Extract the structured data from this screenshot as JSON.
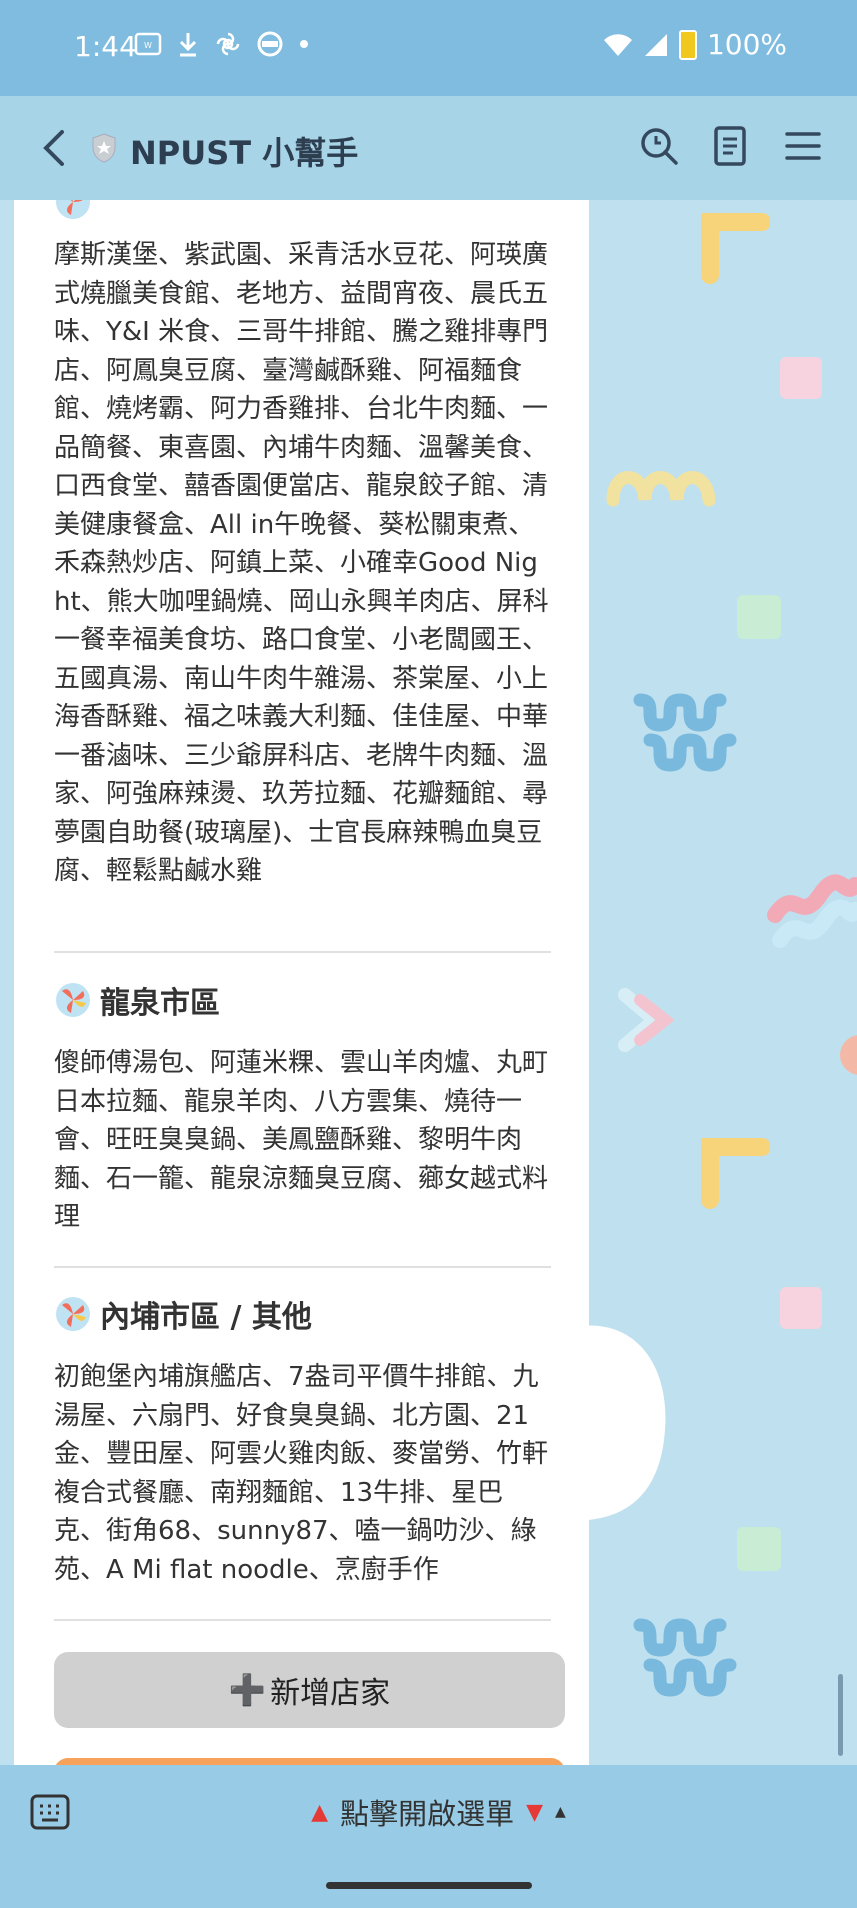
{
  "status_bar": {
    "time": "1:44",
    "battery": "100%",
    "left_icons": [
      "webtoon-icon",
      "download-icon",
      "pinwheel-icon",
      "vpn-icon",
      "dot-icon"
    ],
    "right_icons": [
      "wifi-icon",
      "signal-icon",
      "battery-icon"
    ]
  },
  "header": {
    "title": "NPUST 小幫手",
    "icons": [
      "back-icon",
      "shield-icon",
      "search-icon",
      "notes-icon",
      "menu-icon"
    ]
  },
  "sections": [
    {
      "title": "",
      "text": "摩斯漢堡、紫武園、采青活水豆花、阿瑛廣式燒臘美食館、老地方、益間宵夜、晨氏五味、Y&I 米食、三哥牛排館、騰之雞排專門店、阿鳳臭豆腐、臺灣鹹酥雞、阿福麵食館、燒烤霸、阿力香雞排、台北牛肉麵、一品簡餐、東喜園、內埔牛肉麵、溫馨美食、口西食堂、囍香園便當店、龍泉餃子館、清美健康餐盒、All in午晚餐、葵松關東煮、禾森熱炒店、阿鎮上菜、小確幸Good Night、熊大咖哩鍋燒、岡山永興羊肉店、屏科一餐幸福美食坊、路口食堂、小老闆國王、五國真湯、南山牛肉牛雜湯、茶棠屋、小上海香酥雞、福之味義大利麵、佳佳屋、中華一番滷味、三少爺屏科店、老牌牛肉麵、溫家、阿強麻辣燙、玖芳拉麵、花瓣麵館、尋夢園自助餐(玻璃屋)、士官長麻辣鴨血臭豆腐、輕鬆點鹹水雞"
    },
    {
      "title": "龍泉市區",
      "text": "傻師傅湯包、阿蓮米粿、雲山羊肉爐、丸町日本拉麵、龍泉羊肉、八方雲集、燒待一會、旺旺臭臭鍋、美鳳鹽酥雞、黎明牛肉麵、石一籠、龍泉涼麵臭豆腐、薌女越式料理"
    },
    {
      "title": "內埔市區 / 其他",
      "text": "初飽堡內埔旗艦店、7盎司平價牛排館、九湯屋、六扇門、好食臭臭鍋、北方園、21金、豐田屋、阿雲火雞肉飯、麥當勞、竹軒複合式餐廳、南翔麵館、13牛排、星巴克、街角68、sunny87、嗑一鍋叻沙、綠苑、A Mi flat noodle、烹廚手作"
    }
  ],
  "add_button": {
    "icon": "➕",
    "label": "新增店家"
  },
  "menu_bar": {
    "label": "點擊開啟選單",
    "arrow_left": "▲",
    "arrow_right": "▼",
    "arrow_up": "▲"
  },
  "colors": {
    "status_bar": "#7fbcdf",
    "header": "#a8d4e8",
    "background": "#bfe0ee",
    "menu_bar": "#98cbe5",
    "add_button": "#d0d0d0",
    "orange_button": "#f7a25a"
  }
}
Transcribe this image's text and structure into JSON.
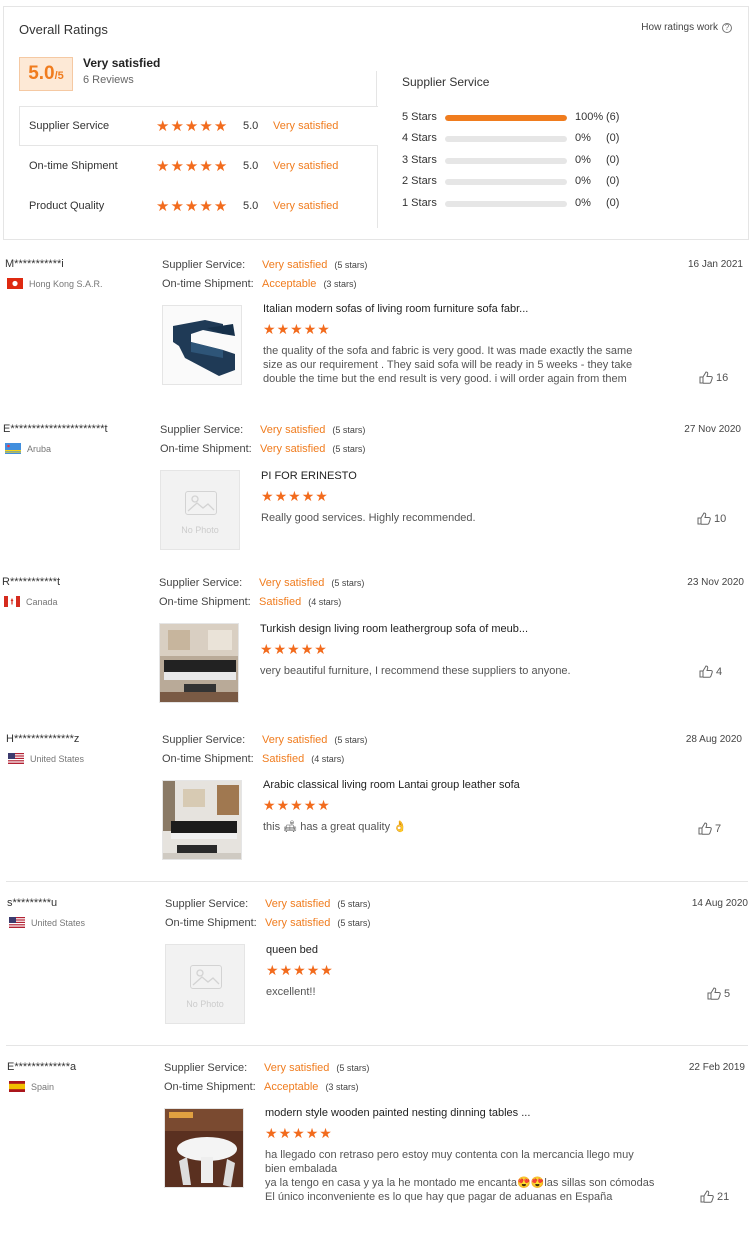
{
  "header": {
    "title": "Overall Ratings",
    "how_ratings_work": "How ratings work",
    "score_main": "5.0",
    "score_out_of": "/5",
    "satisfaction": "Very satisfied",
    "reviews_count": "6 Reviews"
  },
  "categories": [
    {
      "label": "Supplier Service",
      "score": "5.0",
      "satisfaction": "Very satisfied",
      "stars": 5,
      "selected": true
    },
    {
      "label": "On-time Shipment",
      "score": "5.0",
      "satisfaction": "Very satisfied",
      "stars": 5,
      "selected": false
    },
    {
      "label": "Product Quality",
      "score": "5.0",
      "satisfaction": "Very satisfied",
      "stars": 5,
      "selected": false
    }
  ],
  "distribution": {
    "title": "Supplier Service",
    "rows": [
      {
        "label": "5 Stars",
        "fraction": 1.0,
        "pct": "100%",
        "count": "(6)"
      },
      {
        "label": "4 Stars",
        "fraction": 0,
        "pct": "0%",
        "count": "(0)"
      },
      {
        "label": "3 Stars",
        "fraction": 0,
        "pct": "0%",
        "count": "(0)"
      },
      {
        "label": "2 Stars",
        "fraction": 0,
        "pct": "0%",
        "count": "(0)"
      },
      {
        "label": "1 Stars",
        "fraction": 0,
        "pct": "0%",
        "count": "(0)"
      }
    ]
  },
  "labels": {
    "supplier_service": "Supplier Service:",
    "on_time_shipment": "On-time Shipment:",
    "no_photo": "No Photo"
  },
  "colors": {
    "accent": "#f07c1e",
    "star": "#f26b1d"
  },
  "reviews": [
    {
      "name": "M***********i",
      "country": "Hong Kong S.A.R.",
      "flag": "hong-kong-flag",
      "date": "16 Jan 2021",
      "supplier_service": "Very satisfied",
      "supplier_service_stars": "(5 stars)",
      "shipment": "Acceptable",
      "shipment_stars": "(3 stars)",
      "product_title": "Italian modern sofas of living room furniture sofa fabr...",
      "product_stars": 5,
      "text": "the quality of the sofa and fabric is very good. It was made exactly the same size as our requirement .  They said sofa will be ready in 5 weeks - they take double the time but the end result is very good.  i will order again from them",
      "likes": "16",
      "image": "sofa-photo"
    },
    {
      "name": "E**********************t",
      "country": "Aruba",
      "flag": "aruba-flag",
      "date": "27 Nov 2020",
      "supplier_service": "Very satisfied",
      "supplier_service_stars": "(5 stars)",
      "shipment": "Very satisfied",
      "shipment_stars": "(5 stars)",
      "product_title": "PI FOR ERINESTO",
      "product_stars": 5,
      "text": "Really good services. Highly recommended.",
      "likes": "10",
      "image": "no-photo"
    },
    {
      "name": "R***********t",
      "country": "Canada",
      "flag": "canada-flag",
      "date": "23 Nov 2020",
      "supplier_service": "Very satisfied",
      "supplier_service_stars": "(5 stars)",
      "shipment": "Satisfied",
      "shipment_stars": "(4 stars)",
      "product_title": "Turkish design living room leathergroup sofa of meub...",
      "product_stars": 5,
      "text": "very beautiful furniture, I recommend these suppliers to anyone.",
      "likes": "4",
      "image": "leather-sofa-photo"
    },
    {
      "name": "H**************z",
      "country": "United States",
      "flag": "us-flag",
      "date": "28 Aug 2020",
      "supplier_service": "Very satisfied",
      "supplier_service_stars": "(5 stars)",
      "shipment": "Satisfied",
      "shipment_stars": "(4 stars)",
      "product_title": "Arabic classical living room Lantai group leather sofa",
      "product_stars": 5,
      "text": "this 🛋 has a great quality 👌",
      "likes": "7",
      "image": "classical-sofa-photo"
    },
    {
      "name": "s*********u",
      "country": "United States",
      "flag": "us-flag",
      "date": "14 Aug 2020",
      "supplier_service": "Very satisfied",
      "supplier_service_stars": "(5 stars)",
      "shipment": "Very satisfied",
      "shipment_stars": "(5 stars)",
      "product_title": "queen bed",
      "product_stars": 5,
      "text": "excellent!!",
      "likes": "5",
      "image": "no-photo"
    },
    {
      "name": "E*************a",
      "country": "Spain",
      "flag": "spain-flag",
      "date": "22 Feb 2019",
      "supplier_service": "Very satisfied",
      "supplier_service_stars": "(5 stars)",
      "shipment": "Acceptable",
      "shipment_stars": "(3 stars)",
      "product_title": "modern style wooden painted nesting dinning tables ...",
      "product_stars": 5,
      "text": "ha llegado con retraso pero estoy muy contenta con la mercancia llego muy bien embalada\nya la tengo en casa y ya la he montado me encanta😍😍las sillas son cómodas\nEl único inconveniente es lo que hay que pagar de aduanas en España",
      "likes": "21",
      "image": "dining-table-photo"
    }
  ]
}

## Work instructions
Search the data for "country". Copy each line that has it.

## Result for this exercise
      "country": "Hong Kong S.A.R.",
      "country": "Aruba",
      "country": "Canada",
      "country": "United States",
      "country": "United States",
      "country": "Spain",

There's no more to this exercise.